             Things for UNITA are now moving as I expected and at the end of this political triumph for UNITA, I shall pick up my medical books, marry and be in medical school  quietly somewhere in USA and naturally procreate as much as we can.
With all my love, ton amour
Jorge


Luso, Angola  6th November 1974
My dearest Cucu,
            It appears impossible but it is  true that I am writing you from Angola in Luso.  I was in Kinshasa three days in a very delicate mission.  I must confess that I was very frightened with that mission in Kinshasa where UNITA adversaries are consolidated.  The mission was accomplished with success and we did open another door.
            Last night I had long discussions with our leader and other members of UNITA's politbureau about our marriage.  I did put the case to them and I did ask for their revolutionary blessings.  Surprisingly, everybody was happy and their blessings were extended to me and to you.  Naturally, UNITA would love our marriage to take place inside Angola and in the liberated areas, but material conditions and time do not favour this revolutionary luxury, therefore we may marry in USA with the blessings of our parents.
With all my love, je t'embrace comme toujours,
   
Jorge Sangumba

*
*        *

Kinshasa, November, 23, 1974
My love Connie,
            How are you? How are your studies going? I am now in Kinshasa in a UNITA delegation led by comrade Jonas Savimbi.  I hope you shall have an opportunity to meet Savimbi in flesh.  He is an "extraordinary" person!...
            I may go back to London at middle of December and plans of moving out Ospringe Road are now definite.  I shall move to a more accessible and "bourgeois" area for my present work demands that.  All my collegues in Politbureau advise me to do so.  Also I shall get a small vehicle to move around London.
            So when are you going to Futa (Northern Senegal)?  Are you sure that that old man of 80 years is not strong enough to cause you social embarrassment.  I think that I will not be prepared and pleased to hear again ridiculous stories about assaults and aggressive flirtations on your person from the Senegalese men.  Those are not funny stories.  Take care of yourself, work hard and a good hug and kisses from me.
                                                            With all my love,
                                                           
                                                            Jorge Sangumba

*
*        *

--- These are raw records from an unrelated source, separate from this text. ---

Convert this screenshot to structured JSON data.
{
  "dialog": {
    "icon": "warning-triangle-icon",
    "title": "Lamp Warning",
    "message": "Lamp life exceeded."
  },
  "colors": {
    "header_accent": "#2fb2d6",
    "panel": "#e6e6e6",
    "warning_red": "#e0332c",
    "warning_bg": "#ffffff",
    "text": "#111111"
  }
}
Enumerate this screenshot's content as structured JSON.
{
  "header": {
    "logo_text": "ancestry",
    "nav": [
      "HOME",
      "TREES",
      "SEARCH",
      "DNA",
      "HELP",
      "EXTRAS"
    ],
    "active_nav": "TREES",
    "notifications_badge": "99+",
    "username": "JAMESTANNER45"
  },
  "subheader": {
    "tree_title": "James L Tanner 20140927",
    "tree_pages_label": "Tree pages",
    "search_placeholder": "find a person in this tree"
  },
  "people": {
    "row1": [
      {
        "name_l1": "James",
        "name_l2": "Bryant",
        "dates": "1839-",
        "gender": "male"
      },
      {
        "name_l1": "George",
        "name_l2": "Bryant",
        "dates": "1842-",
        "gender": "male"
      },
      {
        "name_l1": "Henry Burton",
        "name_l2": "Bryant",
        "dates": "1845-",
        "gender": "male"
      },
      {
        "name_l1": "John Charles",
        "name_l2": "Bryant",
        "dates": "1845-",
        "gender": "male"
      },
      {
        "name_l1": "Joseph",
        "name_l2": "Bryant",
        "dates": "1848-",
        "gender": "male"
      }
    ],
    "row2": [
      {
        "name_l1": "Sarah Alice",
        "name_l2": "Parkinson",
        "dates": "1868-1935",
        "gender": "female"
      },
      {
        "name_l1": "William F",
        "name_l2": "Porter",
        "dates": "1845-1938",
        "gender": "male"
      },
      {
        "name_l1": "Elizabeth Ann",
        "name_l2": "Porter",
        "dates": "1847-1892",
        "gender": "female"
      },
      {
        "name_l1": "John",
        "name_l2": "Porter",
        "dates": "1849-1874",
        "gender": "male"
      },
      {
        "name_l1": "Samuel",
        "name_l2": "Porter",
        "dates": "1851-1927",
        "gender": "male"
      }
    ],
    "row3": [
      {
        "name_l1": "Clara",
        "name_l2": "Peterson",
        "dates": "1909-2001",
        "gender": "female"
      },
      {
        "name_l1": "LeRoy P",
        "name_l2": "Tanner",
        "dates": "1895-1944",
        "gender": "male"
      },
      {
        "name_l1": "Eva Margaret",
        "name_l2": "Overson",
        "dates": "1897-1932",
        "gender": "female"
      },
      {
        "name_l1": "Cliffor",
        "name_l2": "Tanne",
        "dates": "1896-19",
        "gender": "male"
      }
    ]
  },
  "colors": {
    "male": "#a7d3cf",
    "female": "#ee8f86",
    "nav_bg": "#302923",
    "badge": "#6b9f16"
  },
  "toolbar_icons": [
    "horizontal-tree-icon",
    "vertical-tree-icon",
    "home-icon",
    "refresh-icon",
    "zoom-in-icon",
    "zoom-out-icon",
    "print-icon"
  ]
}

Nairobi, December 14, 1974
My Love Connie,
            How are you?  I just landed in Kenya going tomorrow to Lusaka.  I am going to Lusaka to join the UNITA delegation led by brother SAVIMBI for the negotiations with the Portuguese on independence issues.  Negotiations will take place in Azores on 18/12/74.
            In the last four weeks I felt rather frustrated for failure to talk to you and listen to your New Yorkian accent, baby!  I tried several times from Libreville, Abidjan, Accra, Lagos to get hold of you in the phone, but no luck.  I am still hopeful to come to Dakar and see you before Christmas.
            I think we should get married latest in August or September 1975.  What about that?  Let me end here and wish you all the nice thoughts for today.  I am all the time wtih you.
                                                                        Love,
                                                           
                                                           
                                                            Jorge Sangumba




[1] Jorge’s nickname for  me.
[2] An Angolan businessman and  close friend of Jorge’s.
RELATED POST:

-->
Post a Comment